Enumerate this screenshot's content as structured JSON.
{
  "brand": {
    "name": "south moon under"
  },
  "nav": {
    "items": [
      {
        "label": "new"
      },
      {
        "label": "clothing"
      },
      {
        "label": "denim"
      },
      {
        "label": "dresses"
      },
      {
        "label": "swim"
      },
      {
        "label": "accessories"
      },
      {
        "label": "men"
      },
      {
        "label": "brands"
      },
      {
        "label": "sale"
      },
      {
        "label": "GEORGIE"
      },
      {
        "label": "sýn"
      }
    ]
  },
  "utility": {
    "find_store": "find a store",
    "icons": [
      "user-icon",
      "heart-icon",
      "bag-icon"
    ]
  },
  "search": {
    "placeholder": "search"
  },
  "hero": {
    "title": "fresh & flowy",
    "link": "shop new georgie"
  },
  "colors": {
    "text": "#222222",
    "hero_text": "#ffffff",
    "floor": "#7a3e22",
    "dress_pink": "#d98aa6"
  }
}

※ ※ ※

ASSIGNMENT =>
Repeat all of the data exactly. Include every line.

WRITTEN SOLUTION =>
Enumerate this screenshot's content as structured JSON.
{
  "brand": {
    "name": "south moon under"
  },
  "nav": {
    "items": [
      {
        "label": "new"
      },
      {
        "label": "clothing"
      },
      {
        "label": "denim"
      },
      {
        "label": "dresses"
      },
      {
        "label": "swim"
      },
      {
        "label": "accessories"
      },
      {
        "label": "men"
      },
      {
        "label": "brands"
      },
      {
        "label": "sale"
      },
      {
        "label": "GEORGIE"
      },
      {
        "label": "sýn"
      }
    ]
  },
  "utility": {
    "find_store": "find a store",
    "icons": [
      "user-icon",
      "heart-icon",
      "bag-icon"
    ]
  },
  "search": {
    "placeholder": "search"
  },
  "hero": {
    "title": "fresh & flowy",
    "link": "shop new georgie"
  },
  "colors": {
    "text": "#222222",
    "hero_text": "#ffffff",
    "floor": "#7a3e22",
    "dress_pink": "#d98aa6"
  }
}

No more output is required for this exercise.